Russia Ships Angara 5 to Plesetsk for December Test Flight

Russia Ships Angara 5 to Plesetsk for December Test Flight

With the success of the Angara-1.2PP suborbital test launch under its belt, Russia now is preparing for a test of a much more powerful version — Angara 5 – at the end of this year.

Russian Deputy Prime Minister Dmitry Rogozin, who oversees Russia’s space sector, tweeted from several locations in the days immediately after the July 9 Angara-1.2PP test heralding plans to launch Angara 5 in December as he toured rocket manufacturing and related facilities in Russia.

Today (July 14 Eastern Daylight Time), a top official of Russia’s space agency, Roscosmos, provided more details.  The agency’s First Deputy Head Alexander Ivanov also revealed that the rocket is being shipped to the Plesetsk Cosmodrome tonight (July 14-15 Moscow Time) from its manufacturer, Khruinchev State Research and Production Space Center, near Moscow.

Angara is a family of launch vehicles in development since the collapse of the Soviet Union and intended eventually to replace many of the Soviet-era rockets now in use.  Three versions are in development capable of launching approximately 4 tons (Angara 1), 15 tons (Angara 3) and 25 tons (Angara 5) to low Earth orbit (LEO).  Russian officials say an 80-ton and 160-ton version of Angara may be built.

Angara 5 is roughly equivalent to the U.S. Delta IV Heavy, currently the most capable U.S. launch vehicle.  The larger versions under consideration would be in the same class as the Space Launch System (SLS) that NASA is now developing.

The successful Angara-1.2PP test was of the smallest version of Angara and a brief 21-minute suborbital flight.   Angara 5’s test, by contrast, will be to geostationary orbit (GEO), 35,800 kilometers above the equator.  Like Angara-1.2PP, it will be launched from Plesetsk.  Russian launches to GEO usually take place from the Baikonur Cosmodrome, which, at roughly 50 degrees North latitude, is considerably further south than Plesetsk (63 degrees North) and therefore more advantageous for getting to GEO.

Russia is trying to ease its dependence on Baikonur, however, and plans are to launch Angara only from Plesetsk and the new Vostochny Cosmodrome still under construction in Russia’s Far East.  Baikonur is in Kazakhstan, which charges Russia $115 million a year to lease the facilities there.   Russia wants to avoid those charges as well as launch its satellites from within its own borders.

Ivanvov told Russia’s Itar-Tass news agency that the purpose of the December launch “is to test the whole route all the way up to the geostationary orbit.”  The rocket will carry a dummy payload.  The plan is for Angara 5 to replace Russia’s workhorse Proton rocket, which has been in use since 1965 and has suffered a number of failures in recent years.

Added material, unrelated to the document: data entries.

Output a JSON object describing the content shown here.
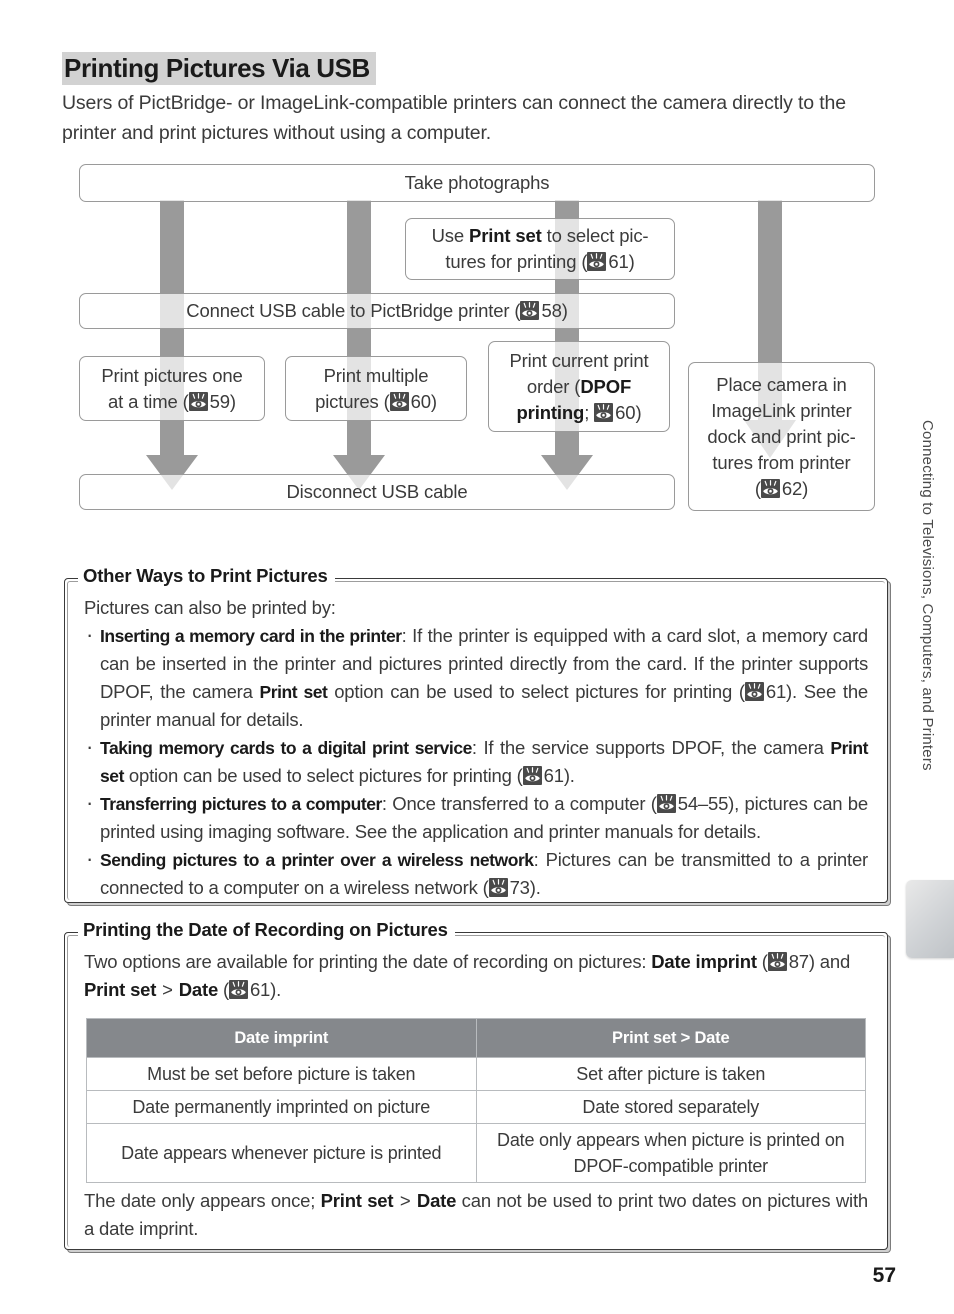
{
  "page": {
    "title": "Printing Pictures Via USB",
    "intro": "Users of PictBridge- or ImageLink-compatible printers can connect the camera directly to the printer and print pictures without using a computer.",
    "number": "57",
    "side_tab_text": "Connecting to Televisions, Computers, and Printers"
  },
  "colors": {
    "title_highlight": "#d2d2d2",
    "arrow": "#9a9a9a",
    "box_border": "#9a9a9a",
    "table_header_bg": "#85888c",
    "table_border": "#b8bbbe",
    "body_text": "#3b3b3b",
    "heading_text": "#1a1a1a",
    "side_tab": "#c9cdd1"
  },
  "flowchart": {
    "boxes": [
      {
        "id": "take-photographs",
        "text": "Take photographs"
      },
      {
        "id": "use-print-set",
        "text_html": "Use <b>Print set</b> to select pic-<br>tures for printing (■61)",
        "ref": "61"
      },
      {
        "id": "connect-usb-cable",
        "text_html": "Connect USB cable to PictBridge printer (■58)",
        "ref": "58"
      },
      {
        "id": "print-one-at-a-time",
        "text_html": "Print pictures one<br>at a time (■59)",
        "ref": "59"
      },
      {
        "id": "print-multiple",
        "text_html": "Print multiple<br>pictures (■60)",
        "ref": "60"
      },
      {
        "id": "print-current-order",
        "text_html": "Print current print<br>order (<b>DPOF</b><br><b>printing</b>; ■60)",
        "ref": "60"
      },
      {
        "id": "place-camera-imagelink",
        "text_html": "Place camera in<br>ImageLink printer<br>dock and print pic-<br>tures from printer<br>(■62)",
        "ref": "62"
      },
      {
        "id": "disconnect-usb-cable",
        "text": "Disconnect USB cable"
      }
    ]
  },
  "notes": [
    {
      "id": "other-ways",
      "title": "Other Ways to Print Pictures",
      "lead": "Pictures can also be printed by:",
      "bullets": [
        {
          "label": "Inserting a memory card in the printer",
          "body_html": ": If the printer is equipped with a card slot, a memory card can be inserted in the printer and pictures printed directly from the card.  If the printer supports DPOF, the camera <b>Print set</b> option can be used to select pictures for printing (■61).  See the printer manual for details."
        },
        {
          "label": "Taking memory cards to a digital print service",
          "body_html": ": If the service supports DPOF, the camera <b>Print set</b> option can be used to select pictures for printing (■61)."
        },
        {
          "label": "Transferring pictures to a computer",
          "body_html": ": Once transferred to a computer (■54–55), pictures can be printed using imaging software.  See the application and printer manuals for details."
        },
        {
          "label": "Sending pictures to a printer over a wireless network",
          "body_html": ": Pictures can be transmitted to a printer connected to a computer on a wireless network (■73)."
        }
      ]
    },
    {
      "id": "printing-date",
      "title": "Printing the Date of Recording on Pictures",
      "lead_html": "Two options are available for printing the date of recording on pictures: <b>Date imprint</b> (■87) and <b>Print set</b> <span class=\"gt\">&gt;</span> <b>Date</b> (■61).",
      "closing_html": "The date only appears once; <b>Print set</b> <span class=\"gt\">&gt;</span> <b>Date</b> can not be used to print two dates on pictures with a date imprint."
    }
  ],
  "table": {
    "headers": [
      "Date imprint",
      "Print set > Date"
    ],
    "rows": [
      [
        "Must be set before picture is taken",
        "Set after picture is taken"
      ],
      [
        "Date permanently imprinted on picture",
        "Date stored separately"
      ],
      [
        "Date appears whenever picture is printed",
        "Date only appears when picture is printed on DPOF-compatible printer"
      ]
    ]
  }
}
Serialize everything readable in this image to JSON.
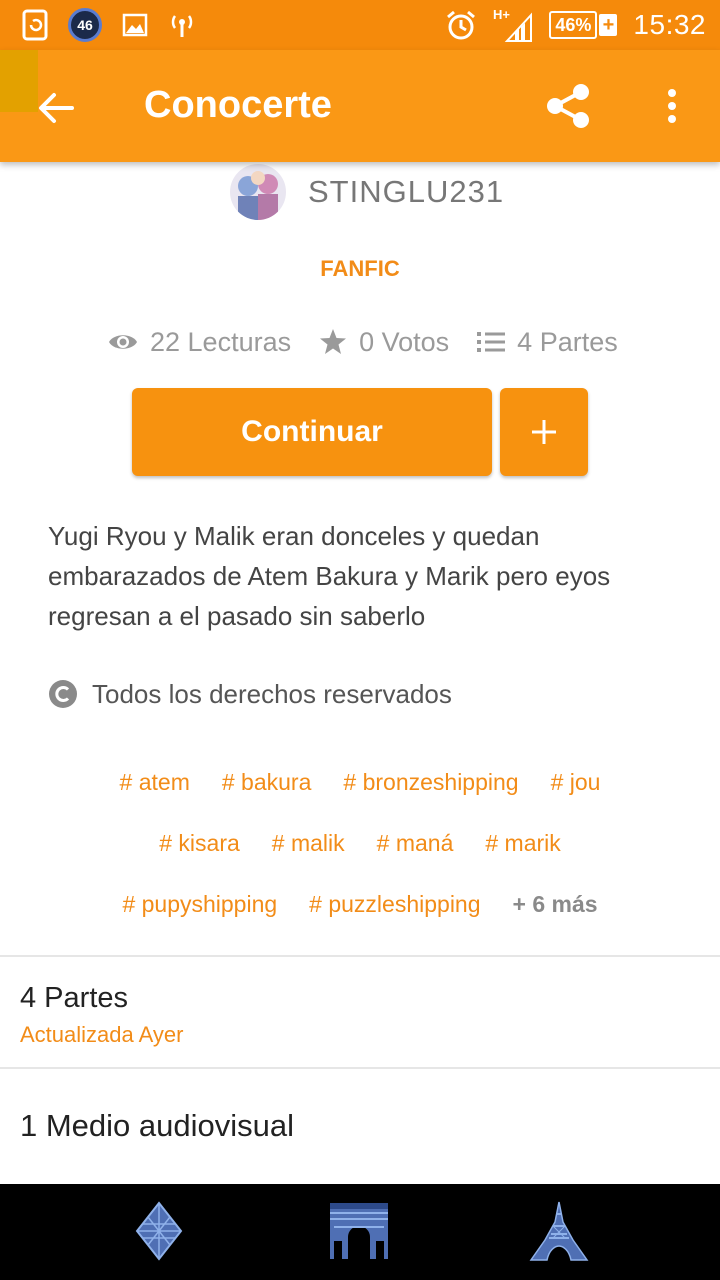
{
  "status_bar": {
    "network_badge": "46",
    "battery": "46%",
    "battery_plus": "+",
    "time": "15:32"
  },
  "app_bar": {
    "title": "Conocerte"
  },
  "story": {
    "author": "STINGLU231",
    "category": "FANFIC",
    "stats": {
      "reads": "22 Lecturas",
      "votes": "0 Votos",
      "parts": "4 Partes"
    },
    "continue_label": "Continuar",
    "add_label": "+",
    "description": "Yugi Ryou y Malik eran donceles y quedan embarazados de Atem Bakura y Marik pero eyos regresan a el pasado sin saberlo",
    "license": "Todos los derechos reservados",
    "tags_row1": [
      "# atem",
      "# bakura",
      "# bronzeshipping",
      "# jou"
    ],
    "tags_row2": [
      "# kisara",
      "# malik",
      "# maná",
      "# marik"
    ],
    "tags_row3": [
      "# pupyshipping",
      "# puzzleshipping"
    ],
    "more_tags": "+ 6 más"
  },
  "sections": {
    "parts_title": "4 Partes",
    "parts_updated": "Actualizada Ayer",
    "media_title": "1 Medio audiovisual"
  },
  "colors": {
    "status_bar": "#f58a0b",
    "app_bar": "#fa9815",
    "accent": "#f28c18",
    "button": "#f7920f"
  },
  "icons": {
    "back": "arrow-left-icon",
    "share": "share-icon",
    "more": "more-vert-icon",
    "reads": "eye-icon",
    "votes": "star-icon",
    "parts": "list-icon",
    "license": "copyright-icon",
    "nav": [
      "louvre-pyramid-icon",
      "arc-de-triomphe-icon",
      "eiffel-tower-icon"
    ]
  }
}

User Comments has the right (but not the obligation) to monitor the comments and to remove any materials it deems inappropriate.  We do not post comments that include links to other websites since we have no control over that content nor can we verify the security of such links.